    It is always a bit of a challenge to mix two systems, the HVAC forced air with radiant. If the HVAC warms the space the radiant may never kick on? If the entire home had both HVAC and radiant you can use two stage thermostats.

    You may want a buffer tank if you plan on zoning the bathrooms and entry as separate zones. Or a tank type heater like this HTP Pioneer, a 55 gallon tank style hydronic heater. So run the tank at 120 all the time, mix down to 85 for the low temperature zones with a thermostatic mix valve.

    If the basement bedrooms are not used often, I would zone each one, the family rooms as a 3rd zone.

    You can always hide extra thermostat wires in the wall in a box behind the sheetrock, if you wanted to split the family room zones later you have the wire available.
    4 conductor wire to every thermostat if you want to use stats like the Ecobee, HW, etc. you need a 24V power plus the 2 switch wires.

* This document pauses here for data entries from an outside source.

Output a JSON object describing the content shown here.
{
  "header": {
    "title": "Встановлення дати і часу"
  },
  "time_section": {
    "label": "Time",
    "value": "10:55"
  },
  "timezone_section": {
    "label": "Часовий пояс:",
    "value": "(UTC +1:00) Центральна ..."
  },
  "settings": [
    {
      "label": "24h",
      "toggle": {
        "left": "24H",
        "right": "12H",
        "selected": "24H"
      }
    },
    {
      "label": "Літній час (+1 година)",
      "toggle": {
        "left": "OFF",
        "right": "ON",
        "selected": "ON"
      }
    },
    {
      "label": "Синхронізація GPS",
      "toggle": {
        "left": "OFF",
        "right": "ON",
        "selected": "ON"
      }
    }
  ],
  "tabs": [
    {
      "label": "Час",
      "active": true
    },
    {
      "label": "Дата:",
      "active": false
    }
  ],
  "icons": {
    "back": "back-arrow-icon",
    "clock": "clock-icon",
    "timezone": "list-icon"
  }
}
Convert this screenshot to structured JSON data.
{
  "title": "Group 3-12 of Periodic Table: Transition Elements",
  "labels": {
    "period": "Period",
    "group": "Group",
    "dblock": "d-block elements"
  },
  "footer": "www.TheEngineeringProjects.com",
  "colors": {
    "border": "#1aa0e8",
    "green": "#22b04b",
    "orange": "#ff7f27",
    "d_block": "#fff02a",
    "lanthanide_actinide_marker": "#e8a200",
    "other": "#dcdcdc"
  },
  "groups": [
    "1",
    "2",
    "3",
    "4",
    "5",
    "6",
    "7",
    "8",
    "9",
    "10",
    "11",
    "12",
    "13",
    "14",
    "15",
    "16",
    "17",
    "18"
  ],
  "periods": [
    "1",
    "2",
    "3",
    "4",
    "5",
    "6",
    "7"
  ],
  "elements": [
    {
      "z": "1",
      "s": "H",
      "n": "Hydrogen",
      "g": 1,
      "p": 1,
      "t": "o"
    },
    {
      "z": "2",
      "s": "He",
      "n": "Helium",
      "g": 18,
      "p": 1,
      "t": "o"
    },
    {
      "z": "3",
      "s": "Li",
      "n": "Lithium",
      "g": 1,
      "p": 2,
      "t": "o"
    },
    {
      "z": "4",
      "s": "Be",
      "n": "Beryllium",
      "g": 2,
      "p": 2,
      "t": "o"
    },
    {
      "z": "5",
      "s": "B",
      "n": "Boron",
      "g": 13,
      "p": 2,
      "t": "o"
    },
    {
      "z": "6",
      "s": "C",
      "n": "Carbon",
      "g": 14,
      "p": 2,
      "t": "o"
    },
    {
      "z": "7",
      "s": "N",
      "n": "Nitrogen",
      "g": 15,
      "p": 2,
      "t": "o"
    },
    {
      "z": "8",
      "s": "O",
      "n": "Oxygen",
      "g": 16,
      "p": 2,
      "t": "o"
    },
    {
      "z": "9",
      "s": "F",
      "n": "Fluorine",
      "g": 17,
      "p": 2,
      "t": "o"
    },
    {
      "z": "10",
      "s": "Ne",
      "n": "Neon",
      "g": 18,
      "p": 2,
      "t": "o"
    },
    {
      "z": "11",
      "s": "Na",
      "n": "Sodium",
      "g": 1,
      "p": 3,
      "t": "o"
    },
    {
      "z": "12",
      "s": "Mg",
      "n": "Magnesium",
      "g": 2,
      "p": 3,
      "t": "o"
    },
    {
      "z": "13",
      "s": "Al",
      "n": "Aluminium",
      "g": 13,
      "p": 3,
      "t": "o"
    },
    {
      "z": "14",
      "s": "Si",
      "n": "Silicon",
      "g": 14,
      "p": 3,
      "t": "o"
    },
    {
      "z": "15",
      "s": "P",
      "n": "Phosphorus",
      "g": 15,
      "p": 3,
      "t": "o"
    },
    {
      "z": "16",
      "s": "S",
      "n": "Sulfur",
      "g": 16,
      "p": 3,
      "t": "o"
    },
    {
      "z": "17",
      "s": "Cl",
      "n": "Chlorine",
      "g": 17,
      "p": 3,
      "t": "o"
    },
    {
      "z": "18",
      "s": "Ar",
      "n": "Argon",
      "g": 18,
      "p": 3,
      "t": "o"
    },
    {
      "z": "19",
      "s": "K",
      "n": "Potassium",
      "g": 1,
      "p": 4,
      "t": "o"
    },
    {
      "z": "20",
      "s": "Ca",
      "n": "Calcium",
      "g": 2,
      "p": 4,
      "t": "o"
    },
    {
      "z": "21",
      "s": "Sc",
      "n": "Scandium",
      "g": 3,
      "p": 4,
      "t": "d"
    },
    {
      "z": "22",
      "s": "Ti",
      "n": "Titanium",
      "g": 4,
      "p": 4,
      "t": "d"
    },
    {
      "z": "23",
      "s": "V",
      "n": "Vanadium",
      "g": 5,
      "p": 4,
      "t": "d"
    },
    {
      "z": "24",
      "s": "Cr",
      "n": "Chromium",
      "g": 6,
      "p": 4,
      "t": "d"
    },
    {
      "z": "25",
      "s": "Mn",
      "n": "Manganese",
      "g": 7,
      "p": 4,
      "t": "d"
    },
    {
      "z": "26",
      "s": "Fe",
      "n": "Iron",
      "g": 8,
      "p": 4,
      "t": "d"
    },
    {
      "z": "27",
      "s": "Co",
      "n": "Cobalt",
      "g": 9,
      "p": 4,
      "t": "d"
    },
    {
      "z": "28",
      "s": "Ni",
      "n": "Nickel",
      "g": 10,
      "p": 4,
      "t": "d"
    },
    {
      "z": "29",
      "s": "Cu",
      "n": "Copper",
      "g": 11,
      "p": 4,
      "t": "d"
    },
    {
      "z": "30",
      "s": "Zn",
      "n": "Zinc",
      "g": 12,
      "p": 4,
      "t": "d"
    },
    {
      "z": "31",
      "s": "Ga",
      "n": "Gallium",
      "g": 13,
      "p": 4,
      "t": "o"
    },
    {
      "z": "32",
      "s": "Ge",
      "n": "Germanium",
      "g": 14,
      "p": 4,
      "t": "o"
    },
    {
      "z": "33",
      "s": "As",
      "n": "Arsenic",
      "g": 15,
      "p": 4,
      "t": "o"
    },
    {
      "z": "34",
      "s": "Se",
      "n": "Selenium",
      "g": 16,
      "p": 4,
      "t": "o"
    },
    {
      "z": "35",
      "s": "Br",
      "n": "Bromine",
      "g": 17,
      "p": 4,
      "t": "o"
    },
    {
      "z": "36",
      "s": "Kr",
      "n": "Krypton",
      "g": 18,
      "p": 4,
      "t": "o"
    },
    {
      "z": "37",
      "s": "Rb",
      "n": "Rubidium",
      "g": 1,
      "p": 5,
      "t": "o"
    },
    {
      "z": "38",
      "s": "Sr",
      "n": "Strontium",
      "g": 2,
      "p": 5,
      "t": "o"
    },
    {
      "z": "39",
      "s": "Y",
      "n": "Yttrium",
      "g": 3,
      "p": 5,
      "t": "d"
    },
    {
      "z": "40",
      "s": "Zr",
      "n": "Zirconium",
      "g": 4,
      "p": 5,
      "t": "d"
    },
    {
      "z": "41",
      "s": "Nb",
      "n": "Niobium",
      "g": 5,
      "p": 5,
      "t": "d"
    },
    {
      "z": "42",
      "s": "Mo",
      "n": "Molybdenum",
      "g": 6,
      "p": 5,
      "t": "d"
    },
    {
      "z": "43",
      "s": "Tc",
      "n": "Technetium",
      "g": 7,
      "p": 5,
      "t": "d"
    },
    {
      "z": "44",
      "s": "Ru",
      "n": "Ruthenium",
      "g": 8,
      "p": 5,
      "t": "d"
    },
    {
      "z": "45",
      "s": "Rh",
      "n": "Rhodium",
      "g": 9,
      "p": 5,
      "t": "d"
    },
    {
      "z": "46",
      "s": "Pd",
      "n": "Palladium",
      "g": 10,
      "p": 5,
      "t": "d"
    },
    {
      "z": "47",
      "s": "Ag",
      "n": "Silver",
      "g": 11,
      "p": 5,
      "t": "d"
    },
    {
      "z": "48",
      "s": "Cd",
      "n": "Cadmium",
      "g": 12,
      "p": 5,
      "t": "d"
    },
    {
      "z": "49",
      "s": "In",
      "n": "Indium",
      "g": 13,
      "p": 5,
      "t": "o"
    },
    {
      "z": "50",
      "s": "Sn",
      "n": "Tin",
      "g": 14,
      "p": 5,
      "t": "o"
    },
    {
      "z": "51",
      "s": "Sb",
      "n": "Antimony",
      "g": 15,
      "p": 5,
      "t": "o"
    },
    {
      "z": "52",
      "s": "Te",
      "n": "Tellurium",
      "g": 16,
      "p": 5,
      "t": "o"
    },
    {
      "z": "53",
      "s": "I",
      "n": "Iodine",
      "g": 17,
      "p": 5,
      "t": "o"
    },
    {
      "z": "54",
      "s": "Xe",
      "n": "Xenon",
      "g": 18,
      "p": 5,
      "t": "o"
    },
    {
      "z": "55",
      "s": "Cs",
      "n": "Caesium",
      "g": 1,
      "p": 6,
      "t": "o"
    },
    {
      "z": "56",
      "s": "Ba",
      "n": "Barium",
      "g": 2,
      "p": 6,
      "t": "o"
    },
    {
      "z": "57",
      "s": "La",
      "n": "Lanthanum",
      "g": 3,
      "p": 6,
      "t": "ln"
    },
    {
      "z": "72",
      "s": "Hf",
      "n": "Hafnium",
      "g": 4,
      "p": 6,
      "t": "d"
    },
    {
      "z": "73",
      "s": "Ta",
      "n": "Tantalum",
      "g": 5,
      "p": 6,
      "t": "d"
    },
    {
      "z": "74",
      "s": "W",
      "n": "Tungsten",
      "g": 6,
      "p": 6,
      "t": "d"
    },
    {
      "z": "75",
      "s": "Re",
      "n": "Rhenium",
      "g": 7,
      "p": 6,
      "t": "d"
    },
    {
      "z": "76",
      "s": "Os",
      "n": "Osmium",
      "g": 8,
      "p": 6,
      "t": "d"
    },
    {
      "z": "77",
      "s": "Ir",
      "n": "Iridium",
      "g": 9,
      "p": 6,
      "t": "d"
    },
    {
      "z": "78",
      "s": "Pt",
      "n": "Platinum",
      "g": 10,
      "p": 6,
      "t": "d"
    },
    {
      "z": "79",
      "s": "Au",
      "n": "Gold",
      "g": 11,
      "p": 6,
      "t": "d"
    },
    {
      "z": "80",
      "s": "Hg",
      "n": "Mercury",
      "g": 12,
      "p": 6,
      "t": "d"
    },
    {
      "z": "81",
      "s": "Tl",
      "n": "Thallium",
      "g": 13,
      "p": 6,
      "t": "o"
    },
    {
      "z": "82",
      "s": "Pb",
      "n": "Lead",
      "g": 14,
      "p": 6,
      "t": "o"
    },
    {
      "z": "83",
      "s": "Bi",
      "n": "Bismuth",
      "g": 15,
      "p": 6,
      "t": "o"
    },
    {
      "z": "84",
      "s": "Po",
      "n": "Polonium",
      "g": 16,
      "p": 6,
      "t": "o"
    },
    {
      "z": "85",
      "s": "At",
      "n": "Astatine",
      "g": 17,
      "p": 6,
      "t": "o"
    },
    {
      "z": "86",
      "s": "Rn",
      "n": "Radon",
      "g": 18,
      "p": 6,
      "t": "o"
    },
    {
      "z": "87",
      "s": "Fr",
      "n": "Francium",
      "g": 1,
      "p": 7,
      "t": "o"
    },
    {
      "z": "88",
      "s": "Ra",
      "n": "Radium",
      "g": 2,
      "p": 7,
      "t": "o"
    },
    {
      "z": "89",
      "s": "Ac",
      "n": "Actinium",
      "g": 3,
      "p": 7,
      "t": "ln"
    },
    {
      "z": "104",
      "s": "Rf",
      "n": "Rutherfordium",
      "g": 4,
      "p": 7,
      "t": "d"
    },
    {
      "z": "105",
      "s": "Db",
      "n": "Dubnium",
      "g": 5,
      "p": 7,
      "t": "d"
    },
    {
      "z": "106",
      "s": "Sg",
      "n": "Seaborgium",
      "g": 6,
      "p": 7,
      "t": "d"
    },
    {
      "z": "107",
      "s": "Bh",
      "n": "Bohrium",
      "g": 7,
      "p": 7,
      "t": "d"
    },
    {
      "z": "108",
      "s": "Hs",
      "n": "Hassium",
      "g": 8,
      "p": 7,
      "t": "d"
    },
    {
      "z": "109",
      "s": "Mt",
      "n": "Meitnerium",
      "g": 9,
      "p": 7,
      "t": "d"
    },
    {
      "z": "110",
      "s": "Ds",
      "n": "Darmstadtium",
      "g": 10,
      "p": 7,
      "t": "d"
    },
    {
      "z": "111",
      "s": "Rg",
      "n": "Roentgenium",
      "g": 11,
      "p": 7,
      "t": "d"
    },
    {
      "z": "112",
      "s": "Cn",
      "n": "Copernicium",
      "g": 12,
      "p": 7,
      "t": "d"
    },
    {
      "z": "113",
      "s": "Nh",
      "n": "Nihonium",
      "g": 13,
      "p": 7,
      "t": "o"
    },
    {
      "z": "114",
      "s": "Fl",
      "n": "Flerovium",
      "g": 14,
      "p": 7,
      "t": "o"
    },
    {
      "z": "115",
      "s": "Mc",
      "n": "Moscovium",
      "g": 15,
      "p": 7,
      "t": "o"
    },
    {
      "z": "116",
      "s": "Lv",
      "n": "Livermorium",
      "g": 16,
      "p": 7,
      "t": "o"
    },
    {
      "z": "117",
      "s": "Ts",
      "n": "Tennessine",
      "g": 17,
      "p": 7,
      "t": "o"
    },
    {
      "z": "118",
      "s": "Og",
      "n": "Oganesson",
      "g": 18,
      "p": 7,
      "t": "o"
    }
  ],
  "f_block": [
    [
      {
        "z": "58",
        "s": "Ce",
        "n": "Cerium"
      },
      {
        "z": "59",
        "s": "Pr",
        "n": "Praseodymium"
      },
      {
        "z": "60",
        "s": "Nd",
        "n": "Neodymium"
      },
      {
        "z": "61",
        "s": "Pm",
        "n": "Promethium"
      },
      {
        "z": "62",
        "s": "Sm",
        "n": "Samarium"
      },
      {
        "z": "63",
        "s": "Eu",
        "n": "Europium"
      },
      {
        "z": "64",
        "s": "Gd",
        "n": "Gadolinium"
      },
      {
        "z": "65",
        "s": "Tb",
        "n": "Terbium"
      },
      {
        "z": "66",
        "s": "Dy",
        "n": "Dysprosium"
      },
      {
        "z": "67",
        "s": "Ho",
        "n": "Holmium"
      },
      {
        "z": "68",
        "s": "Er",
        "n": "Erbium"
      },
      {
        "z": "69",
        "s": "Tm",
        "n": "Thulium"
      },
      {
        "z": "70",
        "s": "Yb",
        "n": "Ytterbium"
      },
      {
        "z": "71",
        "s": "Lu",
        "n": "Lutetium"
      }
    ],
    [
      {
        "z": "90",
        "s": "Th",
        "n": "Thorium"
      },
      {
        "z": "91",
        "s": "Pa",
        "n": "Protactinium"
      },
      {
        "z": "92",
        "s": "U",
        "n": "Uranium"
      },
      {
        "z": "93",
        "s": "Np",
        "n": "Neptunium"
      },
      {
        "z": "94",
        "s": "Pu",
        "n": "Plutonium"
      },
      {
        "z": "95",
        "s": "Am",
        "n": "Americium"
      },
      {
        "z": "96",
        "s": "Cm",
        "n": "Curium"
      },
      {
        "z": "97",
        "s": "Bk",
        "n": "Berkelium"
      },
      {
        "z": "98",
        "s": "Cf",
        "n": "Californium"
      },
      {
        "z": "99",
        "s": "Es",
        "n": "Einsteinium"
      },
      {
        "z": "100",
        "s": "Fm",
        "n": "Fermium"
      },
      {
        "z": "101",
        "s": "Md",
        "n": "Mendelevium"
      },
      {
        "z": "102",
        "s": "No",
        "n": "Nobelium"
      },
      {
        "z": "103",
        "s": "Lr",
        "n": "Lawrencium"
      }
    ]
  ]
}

    I like these Uponor dual stats for bathrooms as you can maintain a warm bath floor year around, even when AC runs. Set floor temperature to 80- 82F to always keep the floor warm.
    Run a pex tube below the floor and to a regular single plastic switch box, where you want to mount the thermostat. This allows you to get the floor sensor out for repairs. Plus all the thermostat wiring is in a box for more work room.
    Purge valves near the heater so everything purges near a floor drain, no need to purge at the manifolds.

    ECM circulators on delta P mode, Grundfos Alpha 15-58 for example.

    Piping could be this simple.
    Bob "hot rod" Rohr
    trainer for Caleffi NA
    Living the hydronic dream
  • timberwolf78
    timberwolf78 Member Posts: 2
    I really appreciate the detailed response. Your comment on radiant potentially not kicking in because of the space being warmed enough is making me rethink the decision to use radiant on the main floor. And it's actually something I have been pondering if it's worth the complexity and cost.
    Sticking with radiant in just the basement makes things pretty straightforward.
    The heat load is less than 12000 BTUs and the space won't be used often.
    If I were to go that route, what are your thoughts on using something like https://www.menards.com/main/plumbing/hydronic-radiant-heat/radiant-heat-boilers/stiebel-eltron-hydro-shark-reg-electric-microboiler/sh3-07/p-1444433731813-c-8519.htm as the heat source?
  • hot_rod
    hot_rod Member Posts: 21,874
    I have not used that brand, but I have used the Electro out of Minnesota
    The M2 series has outdoor reset, and true modulation. The 5 kw is adequate for the load you have

    https://electromn.com/wp-content/uploads/2020/04/BL308.pdf

    A budget system would use a 40 gallon electric water heater, those are 4500W🧐 no controls however so it would run all the time unless you cobbled together a relay to handle the 4500W resistance load.

    I do like floor heat in large tile master baths. If you ran the heater at say 100F you could run. The slab and bath at one temperature. Put the tube 6” on center instead of the 9” noted in the design for the needed output at the lower SWT.
    Bob "hot rod" Rohr
    trainer for Caleffi NA
    Living the hydronic dream
    GroundUp
  • GroundUp
    GroundUp Member Posts: 1,868
    X2 on the Electro boiler, and I'd agree with the assessment of possibly only using the basement radiant for simplicity's sake. Those Menards setups are neat in theory, but they use a tankless water heater rather than a boiler and frankly, you get what you pay for. I offer a similar DIY system (or installed, if desired) using Electro boilers and each is custom built to the application rather than "one size fits all" like those are. I'm located in MN as well and would be happy to discuss your project if you'd like.
    Rich_49